Someone came over to me from the choir and asked, “Hey, what brings you here?” I’m not religious, but I said, “Maybe it’s God?” She said, “Oh, hallejuah!” She asked, “Do you sing? Do you know what part you would like to sing?” There was no audition—it was all just spirit. She grabbed me by the hand, walked me up to the group, and said, “This is Nancy. She’s joining us.” They all clapped, and I haven’t left since.
What holds all this together—what is it about all of these different musical scenes that speak to you?
Here in L.A., we’re in a city of minority populations. And we’re okay with that. We’re trying to develop a sense of unity among communities and ethnicities. It’s so cool that I can mix myself into all of this. I don’t want to go anywhere else.
I’m really spiritual, but I don’t have a foundation in a single religion. I don’t know anything. I couldn’t quote you anything from the Bible. I just feel it. I listen to certain things, certain music, because I hear spirit in what’s good and what’s not. I hear solutions to challenges. It’s a feeling. If it moves me, then I do it.
Music has always given me inspiration, even in my darkest times. I used to sit in front of the jukebox at the Atomic Café. I would sit there and put in quarters—just giving me inspiration. When I walked into the AME church, I was sold. It was all about gratitude. You realize that you’re “above ground.” You’re alive. So you have to do something for someone today.
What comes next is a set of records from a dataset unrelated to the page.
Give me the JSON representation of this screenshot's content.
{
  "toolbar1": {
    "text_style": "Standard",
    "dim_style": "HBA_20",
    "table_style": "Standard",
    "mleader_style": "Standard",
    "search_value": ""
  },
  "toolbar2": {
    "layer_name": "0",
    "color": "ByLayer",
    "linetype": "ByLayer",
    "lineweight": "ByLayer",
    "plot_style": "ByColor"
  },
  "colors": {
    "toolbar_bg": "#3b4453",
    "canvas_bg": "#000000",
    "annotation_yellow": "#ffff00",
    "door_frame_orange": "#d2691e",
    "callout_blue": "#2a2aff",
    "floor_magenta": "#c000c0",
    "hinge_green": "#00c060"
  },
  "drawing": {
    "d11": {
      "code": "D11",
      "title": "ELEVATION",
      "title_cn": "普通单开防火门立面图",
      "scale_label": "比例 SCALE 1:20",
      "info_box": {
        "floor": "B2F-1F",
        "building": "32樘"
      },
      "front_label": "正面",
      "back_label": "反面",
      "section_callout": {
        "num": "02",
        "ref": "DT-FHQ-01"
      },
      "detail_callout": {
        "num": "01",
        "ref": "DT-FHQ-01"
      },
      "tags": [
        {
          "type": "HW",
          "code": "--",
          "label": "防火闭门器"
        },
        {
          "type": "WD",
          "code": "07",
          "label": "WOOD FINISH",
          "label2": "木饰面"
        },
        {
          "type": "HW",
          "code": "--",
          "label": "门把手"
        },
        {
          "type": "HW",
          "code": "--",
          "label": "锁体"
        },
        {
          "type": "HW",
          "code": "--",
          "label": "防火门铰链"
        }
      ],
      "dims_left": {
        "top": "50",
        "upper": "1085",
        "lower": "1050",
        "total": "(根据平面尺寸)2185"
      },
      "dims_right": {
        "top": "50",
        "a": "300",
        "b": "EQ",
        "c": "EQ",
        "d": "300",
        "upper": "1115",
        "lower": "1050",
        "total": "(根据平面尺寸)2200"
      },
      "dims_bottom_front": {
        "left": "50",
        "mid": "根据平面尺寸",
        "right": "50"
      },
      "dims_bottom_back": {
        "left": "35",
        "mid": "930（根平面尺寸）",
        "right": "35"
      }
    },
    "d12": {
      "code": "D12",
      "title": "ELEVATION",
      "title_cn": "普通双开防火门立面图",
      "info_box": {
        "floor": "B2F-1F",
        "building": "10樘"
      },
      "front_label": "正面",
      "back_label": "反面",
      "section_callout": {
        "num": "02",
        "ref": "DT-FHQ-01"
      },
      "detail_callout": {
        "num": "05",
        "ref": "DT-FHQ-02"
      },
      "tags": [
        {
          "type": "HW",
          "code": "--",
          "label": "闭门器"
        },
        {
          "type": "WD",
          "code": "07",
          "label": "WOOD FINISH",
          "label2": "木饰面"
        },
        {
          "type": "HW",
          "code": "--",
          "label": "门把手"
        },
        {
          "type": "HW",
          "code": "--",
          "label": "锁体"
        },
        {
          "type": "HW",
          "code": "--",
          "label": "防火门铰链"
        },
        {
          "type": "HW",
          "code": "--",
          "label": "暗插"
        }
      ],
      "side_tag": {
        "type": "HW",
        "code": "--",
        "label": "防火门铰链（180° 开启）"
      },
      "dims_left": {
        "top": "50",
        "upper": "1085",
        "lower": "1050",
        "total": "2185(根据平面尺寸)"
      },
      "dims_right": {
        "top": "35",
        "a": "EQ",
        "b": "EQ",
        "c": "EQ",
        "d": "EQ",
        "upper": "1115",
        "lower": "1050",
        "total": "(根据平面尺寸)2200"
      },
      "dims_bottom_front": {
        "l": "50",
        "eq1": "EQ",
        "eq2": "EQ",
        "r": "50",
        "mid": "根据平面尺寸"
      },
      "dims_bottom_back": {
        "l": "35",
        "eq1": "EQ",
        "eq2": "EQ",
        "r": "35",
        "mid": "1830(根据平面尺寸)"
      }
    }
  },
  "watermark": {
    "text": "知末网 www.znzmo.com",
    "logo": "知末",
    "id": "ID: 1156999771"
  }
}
Or at least try. I have been trying to do that in my job as a counselor for over thirty years now. And I sing three services each month. They are very heavy, very powerful, very high energy. I feel like I did a marathon each time I leave there. It’s awesome.
So that’s what it’s like, that’s what happened. Oh, man! It’s like that gospel song says—I really like this one—it says, I got a reason, I got a reason to praise the Lord!
See Atomic Nancy perform along with FandangObon at the Folklife Festival in the Sounds of California program. The group is in Washington, D.C., through July 4, and then the Festival continues July 7 to 10.
Sojin Kim is a co-curator of the Sounds of California program at the 2016 Folklife Festival.